TASK ITEM:
Filter the lines below, copying only those with the string "free".

GIVEN DATA START

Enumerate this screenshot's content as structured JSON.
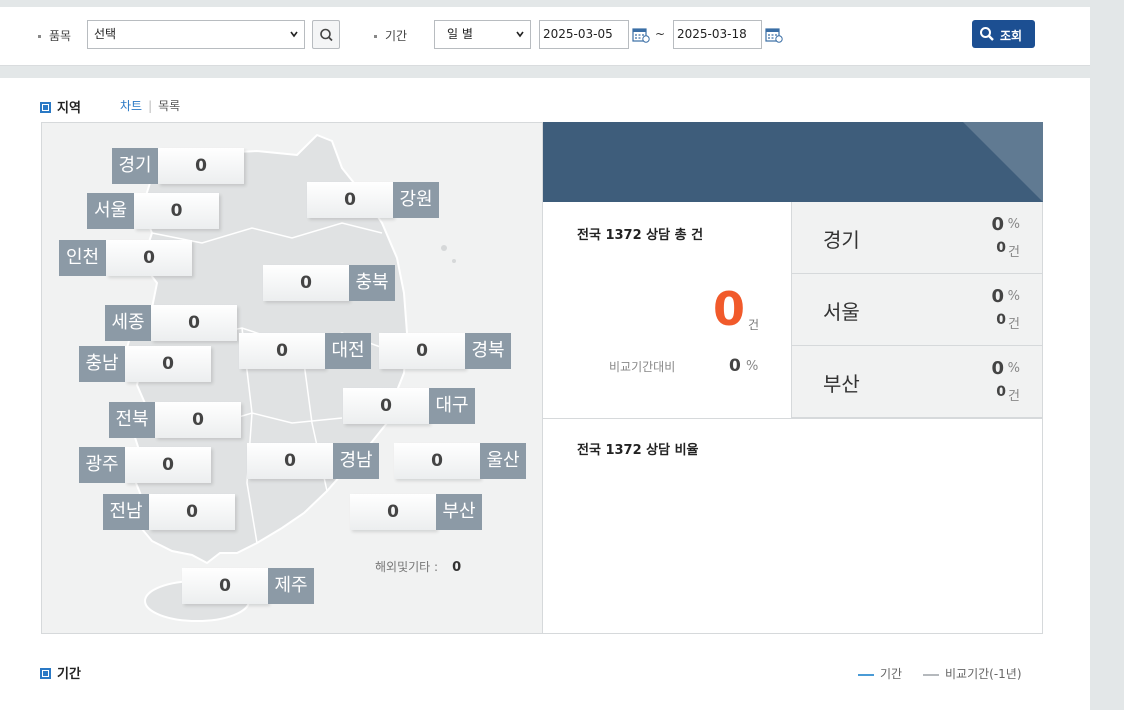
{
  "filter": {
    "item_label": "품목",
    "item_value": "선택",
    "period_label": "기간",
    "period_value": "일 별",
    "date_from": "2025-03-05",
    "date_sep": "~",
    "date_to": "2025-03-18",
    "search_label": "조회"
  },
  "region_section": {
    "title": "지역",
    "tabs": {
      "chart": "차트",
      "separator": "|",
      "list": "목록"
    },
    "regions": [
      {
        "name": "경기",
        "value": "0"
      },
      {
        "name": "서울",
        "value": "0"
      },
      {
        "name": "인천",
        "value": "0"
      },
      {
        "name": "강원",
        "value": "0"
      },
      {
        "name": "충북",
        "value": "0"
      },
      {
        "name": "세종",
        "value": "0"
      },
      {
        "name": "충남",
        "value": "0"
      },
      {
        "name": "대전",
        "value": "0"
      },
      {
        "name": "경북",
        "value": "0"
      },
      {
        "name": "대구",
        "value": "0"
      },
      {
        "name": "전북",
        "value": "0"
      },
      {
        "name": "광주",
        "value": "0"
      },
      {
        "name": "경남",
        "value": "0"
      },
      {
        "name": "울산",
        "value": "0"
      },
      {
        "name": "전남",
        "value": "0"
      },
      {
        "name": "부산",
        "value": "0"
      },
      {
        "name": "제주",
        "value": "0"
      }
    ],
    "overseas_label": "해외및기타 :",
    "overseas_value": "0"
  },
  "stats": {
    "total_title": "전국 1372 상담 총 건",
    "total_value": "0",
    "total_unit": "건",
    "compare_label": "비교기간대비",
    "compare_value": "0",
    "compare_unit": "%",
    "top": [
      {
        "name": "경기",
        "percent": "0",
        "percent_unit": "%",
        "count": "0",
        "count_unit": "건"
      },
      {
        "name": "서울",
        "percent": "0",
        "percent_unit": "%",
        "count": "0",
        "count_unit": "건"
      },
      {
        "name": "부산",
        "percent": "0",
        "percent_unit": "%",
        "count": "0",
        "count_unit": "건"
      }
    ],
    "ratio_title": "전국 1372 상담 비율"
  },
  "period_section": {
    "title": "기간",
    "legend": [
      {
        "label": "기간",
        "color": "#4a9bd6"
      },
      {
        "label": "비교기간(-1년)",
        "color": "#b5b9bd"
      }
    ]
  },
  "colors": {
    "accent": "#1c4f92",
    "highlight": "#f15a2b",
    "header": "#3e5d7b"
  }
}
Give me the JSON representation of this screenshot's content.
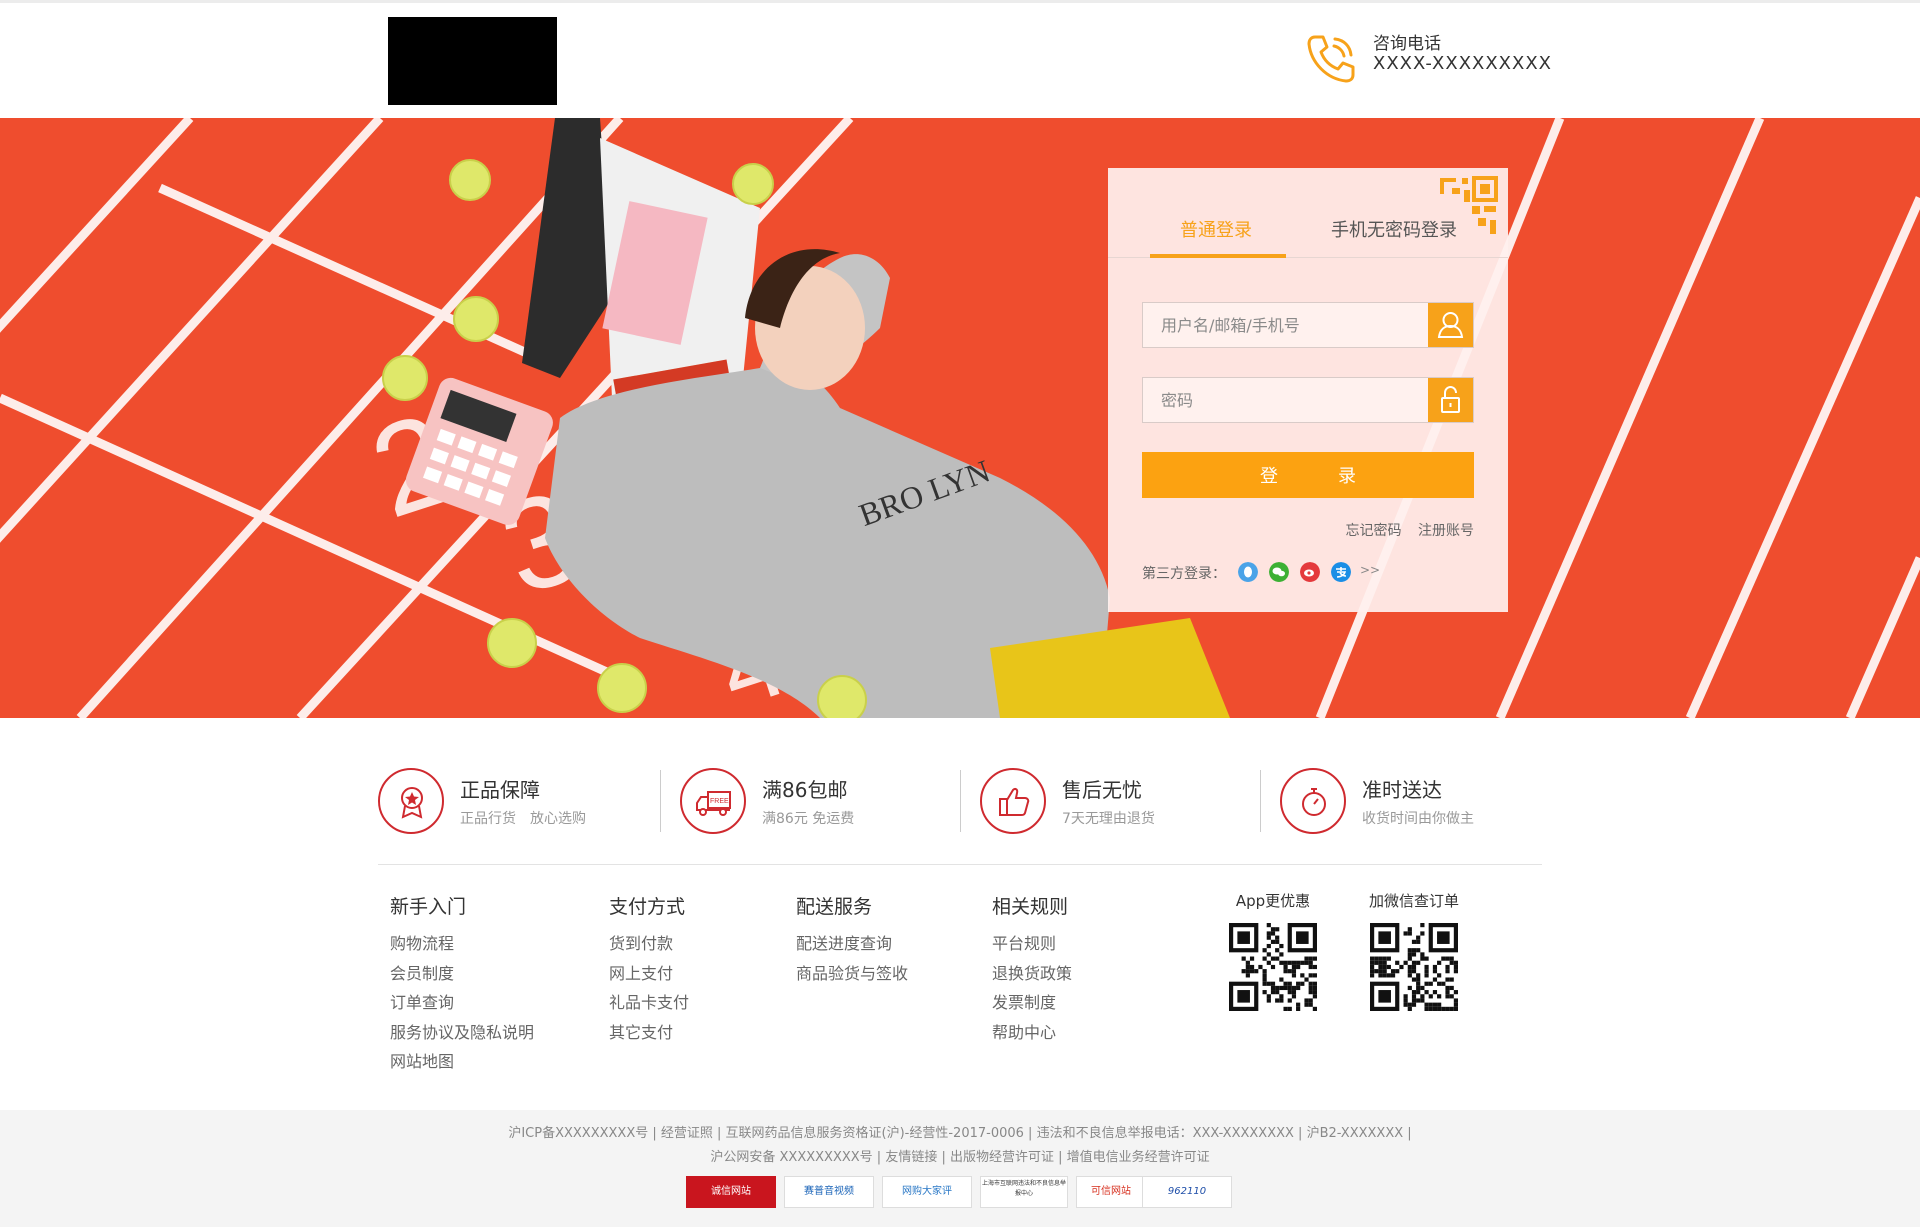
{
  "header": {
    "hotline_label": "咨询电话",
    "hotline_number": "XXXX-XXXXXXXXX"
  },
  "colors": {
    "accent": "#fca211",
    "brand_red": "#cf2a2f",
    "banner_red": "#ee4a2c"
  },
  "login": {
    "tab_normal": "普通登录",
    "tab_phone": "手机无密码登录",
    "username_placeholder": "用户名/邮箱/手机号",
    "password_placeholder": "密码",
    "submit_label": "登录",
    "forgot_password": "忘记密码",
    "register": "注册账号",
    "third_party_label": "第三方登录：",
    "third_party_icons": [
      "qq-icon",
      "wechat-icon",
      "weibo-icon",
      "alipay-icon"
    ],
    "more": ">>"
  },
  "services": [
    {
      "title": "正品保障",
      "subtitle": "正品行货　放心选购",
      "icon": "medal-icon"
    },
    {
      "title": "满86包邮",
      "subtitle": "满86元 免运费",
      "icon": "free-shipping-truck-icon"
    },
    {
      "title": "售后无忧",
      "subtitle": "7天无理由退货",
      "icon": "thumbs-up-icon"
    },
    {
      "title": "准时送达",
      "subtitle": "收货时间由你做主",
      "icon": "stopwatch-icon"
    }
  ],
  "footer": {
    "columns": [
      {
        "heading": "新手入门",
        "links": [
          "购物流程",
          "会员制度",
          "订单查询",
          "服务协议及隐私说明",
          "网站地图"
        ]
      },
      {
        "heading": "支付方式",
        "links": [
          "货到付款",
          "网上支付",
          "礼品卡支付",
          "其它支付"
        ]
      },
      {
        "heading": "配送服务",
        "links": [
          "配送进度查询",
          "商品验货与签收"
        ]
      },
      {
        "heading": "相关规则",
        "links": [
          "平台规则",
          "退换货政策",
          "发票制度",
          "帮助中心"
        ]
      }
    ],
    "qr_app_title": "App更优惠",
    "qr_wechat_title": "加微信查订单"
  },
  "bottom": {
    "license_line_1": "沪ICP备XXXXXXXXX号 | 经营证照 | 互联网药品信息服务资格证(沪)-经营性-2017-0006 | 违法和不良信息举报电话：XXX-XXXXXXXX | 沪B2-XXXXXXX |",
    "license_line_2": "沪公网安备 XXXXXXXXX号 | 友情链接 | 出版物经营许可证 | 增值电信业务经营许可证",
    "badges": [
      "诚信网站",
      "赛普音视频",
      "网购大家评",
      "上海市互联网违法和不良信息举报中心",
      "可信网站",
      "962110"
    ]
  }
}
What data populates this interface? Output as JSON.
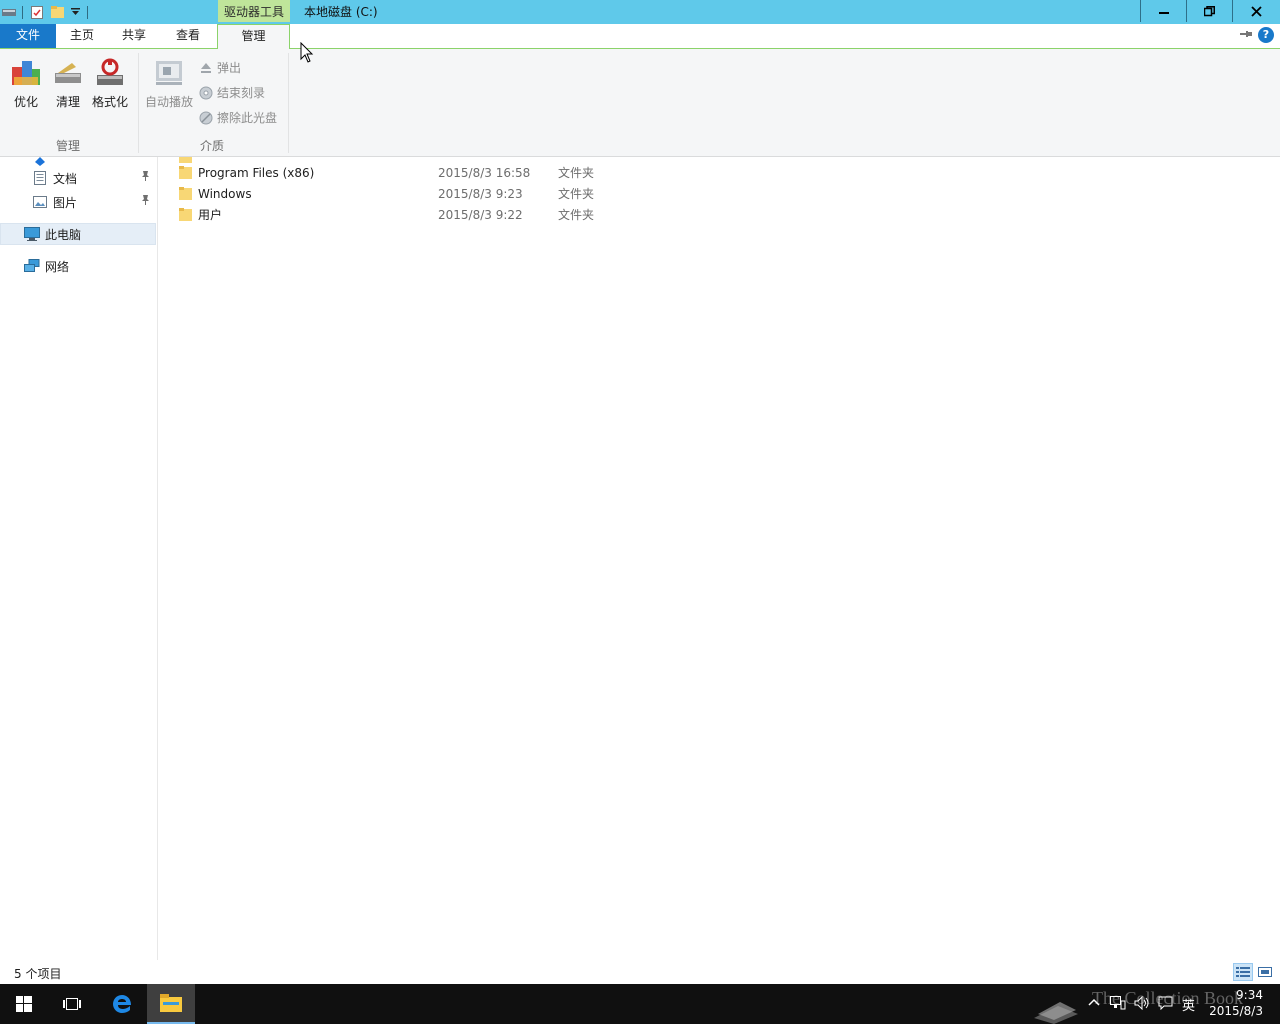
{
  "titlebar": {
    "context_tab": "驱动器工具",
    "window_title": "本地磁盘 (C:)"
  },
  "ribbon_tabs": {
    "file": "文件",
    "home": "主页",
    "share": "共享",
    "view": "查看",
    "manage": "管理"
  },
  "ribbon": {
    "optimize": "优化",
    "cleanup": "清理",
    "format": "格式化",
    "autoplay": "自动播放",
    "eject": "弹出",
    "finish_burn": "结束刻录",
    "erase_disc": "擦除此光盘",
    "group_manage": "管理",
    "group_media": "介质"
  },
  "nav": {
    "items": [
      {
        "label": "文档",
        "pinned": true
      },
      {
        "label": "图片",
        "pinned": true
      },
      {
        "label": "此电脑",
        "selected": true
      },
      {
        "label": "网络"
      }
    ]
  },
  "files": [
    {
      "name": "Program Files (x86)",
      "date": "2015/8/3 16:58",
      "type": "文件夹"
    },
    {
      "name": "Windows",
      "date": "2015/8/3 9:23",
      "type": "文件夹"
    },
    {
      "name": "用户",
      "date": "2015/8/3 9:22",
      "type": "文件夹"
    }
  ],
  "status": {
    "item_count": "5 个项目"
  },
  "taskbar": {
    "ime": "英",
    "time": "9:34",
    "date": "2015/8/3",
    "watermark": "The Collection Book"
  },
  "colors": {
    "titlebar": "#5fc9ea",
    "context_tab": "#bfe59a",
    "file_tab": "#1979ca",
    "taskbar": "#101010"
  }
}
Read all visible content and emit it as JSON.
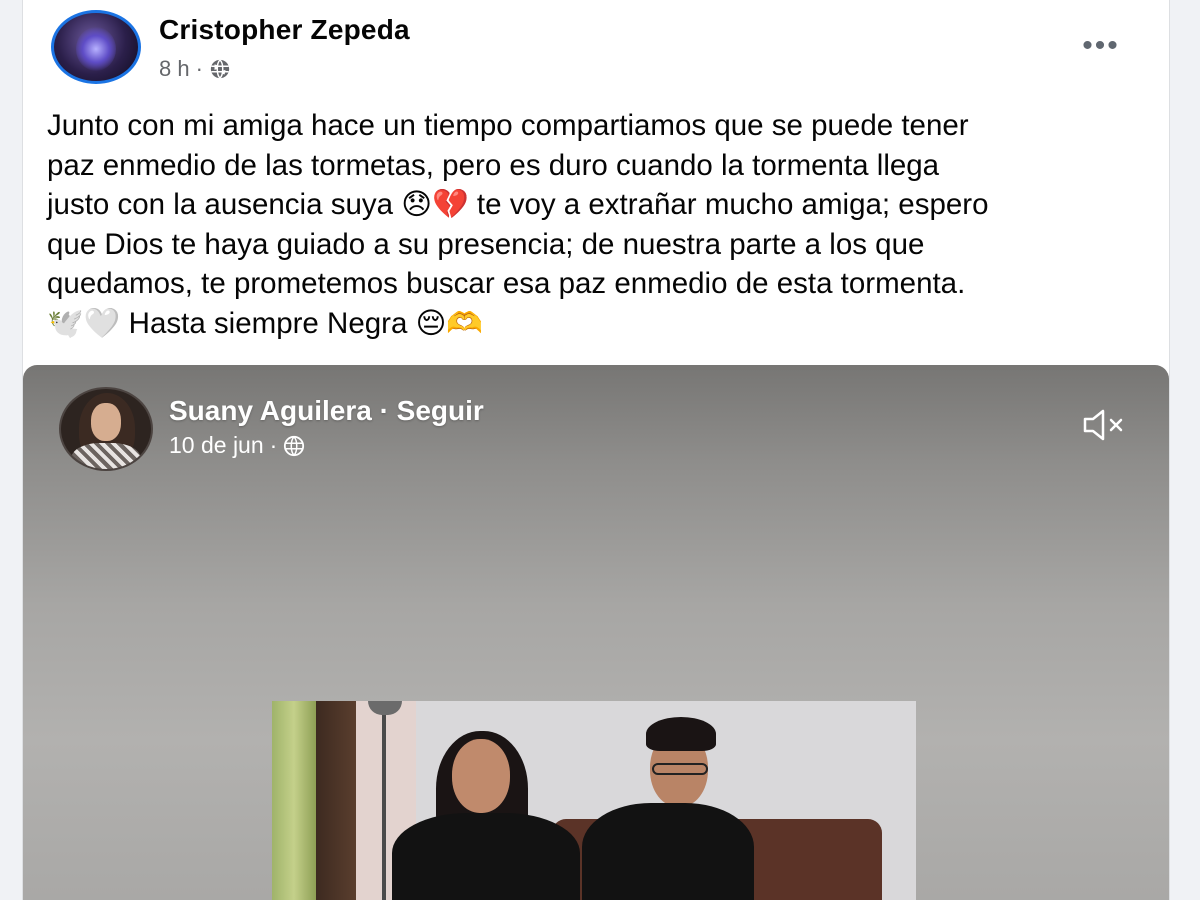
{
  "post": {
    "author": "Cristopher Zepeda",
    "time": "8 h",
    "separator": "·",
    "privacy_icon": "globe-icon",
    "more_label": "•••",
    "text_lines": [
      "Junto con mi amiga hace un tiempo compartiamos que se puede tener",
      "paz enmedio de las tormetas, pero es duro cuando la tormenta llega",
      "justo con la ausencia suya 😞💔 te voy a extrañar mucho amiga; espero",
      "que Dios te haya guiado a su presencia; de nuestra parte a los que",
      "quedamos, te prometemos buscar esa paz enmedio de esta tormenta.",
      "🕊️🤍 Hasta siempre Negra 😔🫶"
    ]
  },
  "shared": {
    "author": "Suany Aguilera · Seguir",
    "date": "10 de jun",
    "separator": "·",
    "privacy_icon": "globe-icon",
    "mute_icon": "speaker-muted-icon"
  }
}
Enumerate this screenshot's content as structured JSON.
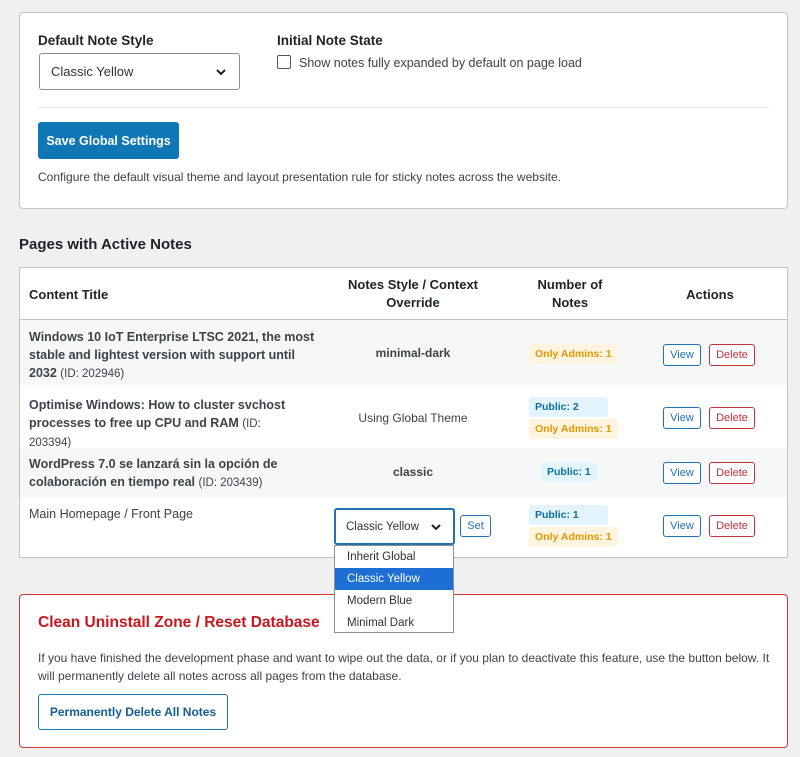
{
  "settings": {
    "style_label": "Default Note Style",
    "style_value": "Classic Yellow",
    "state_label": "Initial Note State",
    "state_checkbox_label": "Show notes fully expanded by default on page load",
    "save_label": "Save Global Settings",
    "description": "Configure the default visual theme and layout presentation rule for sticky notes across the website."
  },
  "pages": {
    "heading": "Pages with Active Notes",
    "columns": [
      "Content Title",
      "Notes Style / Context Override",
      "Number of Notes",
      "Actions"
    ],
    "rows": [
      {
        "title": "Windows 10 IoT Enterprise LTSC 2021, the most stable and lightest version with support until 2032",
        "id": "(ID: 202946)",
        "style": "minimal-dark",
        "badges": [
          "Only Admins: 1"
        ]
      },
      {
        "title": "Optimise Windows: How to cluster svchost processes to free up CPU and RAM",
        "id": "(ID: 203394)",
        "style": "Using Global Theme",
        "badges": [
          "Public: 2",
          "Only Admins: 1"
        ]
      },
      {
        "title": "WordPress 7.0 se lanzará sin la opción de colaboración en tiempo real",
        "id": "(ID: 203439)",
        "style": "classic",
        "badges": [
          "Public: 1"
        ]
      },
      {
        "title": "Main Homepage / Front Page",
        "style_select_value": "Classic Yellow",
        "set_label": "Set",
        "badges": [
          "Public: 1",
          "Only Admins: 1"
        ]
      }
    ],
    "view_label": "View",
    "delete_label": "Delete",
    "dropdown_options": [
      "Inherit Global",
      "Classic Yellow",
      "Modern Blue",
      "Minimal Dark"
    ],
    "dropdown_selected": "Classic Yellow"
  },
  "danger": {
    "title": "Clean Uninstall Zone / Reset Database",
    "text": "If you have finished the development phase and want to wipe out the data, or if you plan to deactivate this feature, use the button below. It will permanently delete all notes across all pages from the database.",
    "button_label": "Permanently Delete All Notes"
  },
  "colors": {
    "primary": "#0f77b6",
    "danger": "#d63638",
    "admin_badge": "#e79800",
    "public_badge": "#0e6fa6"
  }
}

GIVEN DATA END

WRITTEN ANSWER:
      "icon": "free-shipping-truck-icon"
        "title": "Optimise Windows: How to cluster svchost processes to free up CPU and RAM",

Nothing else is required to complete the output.